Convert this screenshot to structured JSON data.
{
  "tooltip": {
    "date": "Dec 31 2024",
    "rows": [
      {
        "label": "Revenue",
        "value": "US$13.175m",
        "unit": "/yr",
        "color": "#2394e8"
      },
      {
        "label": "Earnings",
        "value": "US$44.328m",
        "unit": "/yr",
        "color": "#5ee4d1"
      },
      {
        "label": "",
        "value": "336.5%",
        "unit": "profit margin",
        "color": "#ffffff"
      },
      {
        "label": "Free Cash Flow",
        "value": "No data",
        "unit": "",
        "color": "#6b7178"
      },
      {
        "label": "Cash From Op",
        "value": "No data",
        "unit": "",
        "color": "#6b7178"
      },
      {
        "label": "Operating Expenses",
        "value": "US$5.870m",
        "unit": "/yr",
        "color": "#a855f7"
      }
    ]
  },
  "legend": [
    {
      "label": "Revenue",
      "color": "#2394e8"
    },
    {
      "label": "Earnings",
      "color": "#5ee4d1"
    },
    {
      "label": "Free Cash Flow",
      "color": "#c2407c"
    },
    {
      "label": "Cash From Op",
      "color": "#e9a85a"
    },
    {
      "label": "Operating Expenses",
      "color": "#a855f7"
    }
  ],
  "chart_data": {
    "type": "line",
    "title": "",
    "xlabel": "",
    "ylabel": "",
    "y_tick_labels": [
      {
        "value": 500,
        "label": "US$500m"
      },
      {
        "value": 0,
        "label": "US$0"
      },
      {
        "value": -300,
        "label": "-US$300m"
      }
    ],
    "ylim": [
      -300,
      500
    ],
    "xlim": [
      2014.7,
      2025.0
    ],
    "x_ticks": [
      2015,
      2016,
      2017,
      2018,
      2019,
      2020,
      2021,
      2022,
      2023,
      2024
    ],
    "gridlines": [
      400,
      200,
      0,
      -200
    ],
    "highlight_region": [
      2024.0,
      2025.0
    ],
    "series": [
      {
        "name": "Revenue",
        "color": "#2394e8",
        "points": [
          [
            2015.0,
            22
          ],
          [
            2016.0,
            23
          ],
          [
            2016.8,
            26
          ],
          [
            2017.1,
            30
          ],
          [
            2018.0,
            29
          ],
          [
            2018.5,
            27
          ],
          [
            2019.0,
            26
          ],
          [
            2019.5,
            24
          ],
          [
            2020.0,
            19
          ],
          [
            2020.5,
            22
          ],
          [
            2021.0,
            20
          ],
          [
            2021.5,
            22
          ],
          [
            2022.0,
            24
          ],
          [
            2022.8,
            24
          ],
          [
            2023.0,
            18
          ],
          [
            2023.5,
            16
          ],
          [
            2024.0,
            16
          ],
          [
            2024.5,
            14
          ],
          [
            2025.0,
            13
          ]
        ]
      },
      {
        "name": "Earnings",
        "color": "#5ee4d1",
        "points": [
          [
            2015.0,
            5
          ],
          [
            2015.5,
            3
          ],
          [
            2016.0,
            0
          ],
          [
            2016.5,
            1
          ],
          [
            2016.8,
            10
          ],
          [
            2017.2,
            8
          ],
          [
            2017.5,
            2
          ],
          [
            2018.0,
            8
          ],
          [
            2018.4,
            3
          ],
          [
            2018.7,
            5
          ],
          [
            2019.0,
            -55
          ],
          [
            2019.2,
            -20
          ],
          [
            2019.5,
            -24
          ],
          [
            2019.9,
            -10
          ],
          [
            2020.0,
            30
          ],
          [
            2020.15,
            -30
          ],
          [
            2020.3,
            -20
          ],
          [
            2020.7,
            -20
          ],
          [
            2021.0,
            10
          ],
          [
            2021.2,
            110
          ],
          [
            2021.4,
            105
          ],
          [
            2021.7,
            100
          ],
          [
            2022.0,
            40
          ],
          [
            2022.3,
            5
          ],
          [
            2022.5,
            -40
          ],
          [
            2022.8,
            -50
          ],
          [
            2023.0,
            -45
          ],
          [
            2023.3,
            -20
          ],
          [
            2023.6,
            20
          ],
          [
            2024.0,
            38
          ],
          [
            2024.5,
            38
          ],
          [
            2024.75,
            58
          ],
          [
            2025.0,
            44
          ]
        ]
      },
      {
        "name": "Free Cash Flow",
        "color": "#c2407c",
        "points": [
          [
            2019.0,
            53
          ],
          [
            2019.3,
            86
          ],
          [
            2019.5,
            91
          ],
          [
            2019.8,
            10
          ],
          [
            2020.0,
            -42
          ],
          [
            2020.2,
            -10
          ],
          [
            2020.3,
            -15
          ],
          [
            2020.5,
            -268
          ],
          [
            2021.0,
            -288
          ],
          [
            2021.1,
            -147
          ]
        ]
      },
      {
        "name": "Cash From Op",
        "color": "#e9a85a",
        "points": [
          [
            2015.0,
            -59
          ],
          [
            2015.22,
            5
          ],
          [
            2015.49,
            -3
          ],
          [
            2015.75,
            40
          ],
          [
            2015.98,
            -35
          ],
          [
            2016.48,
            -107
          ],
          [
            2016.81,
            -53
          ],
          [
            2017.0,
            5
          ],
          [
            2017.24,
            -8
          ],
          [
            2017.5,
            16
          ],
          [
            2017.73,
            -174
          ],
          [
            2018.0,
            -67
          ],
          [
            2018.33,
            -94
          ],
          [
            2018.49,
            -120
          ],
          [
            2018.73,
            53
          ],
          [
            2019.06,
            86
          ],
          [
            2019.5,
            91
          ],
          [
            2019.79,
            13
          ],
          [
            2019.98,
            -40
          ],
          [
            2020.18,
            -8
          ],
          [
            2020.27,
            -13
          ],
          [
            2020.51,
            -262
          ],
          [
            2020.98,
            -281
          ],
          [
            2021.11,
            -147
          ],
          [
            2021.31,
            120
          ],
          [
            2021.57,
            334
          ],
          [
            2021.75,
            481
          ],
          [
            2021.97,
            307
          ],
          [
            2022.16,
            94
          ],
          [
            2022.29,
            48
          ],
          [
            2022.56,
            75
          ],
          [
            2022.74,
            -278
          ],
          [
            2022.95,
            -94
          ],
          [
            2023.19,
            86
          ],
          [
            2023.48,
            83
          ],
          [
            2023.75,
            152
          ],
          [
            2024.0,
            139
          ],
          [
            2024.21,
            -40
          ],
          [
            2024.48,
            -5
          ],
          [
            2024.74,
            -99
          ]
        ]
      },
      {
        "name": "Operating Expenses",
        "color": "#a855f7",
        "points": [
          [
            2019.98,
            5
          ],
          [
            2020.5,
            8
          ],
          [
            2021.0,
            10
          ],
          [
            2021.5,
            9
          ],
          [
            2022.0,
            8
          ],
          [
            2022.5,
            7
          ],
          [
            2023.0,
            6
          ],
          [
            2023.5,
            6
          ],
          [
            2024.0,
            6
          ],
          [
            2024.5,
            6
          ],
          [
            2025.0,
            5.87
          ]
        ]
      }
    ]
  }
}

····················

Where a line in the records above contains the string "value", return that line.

** TASK RESULT **
        "value": "US$13.175m",
        "value": "US$44.328m",
        "value": "336.5%",
        "value": "No data",
        "value": "No data",
        "value": "US$5.870m",
        "value": 500,
        "value": 0,
        "value": -300,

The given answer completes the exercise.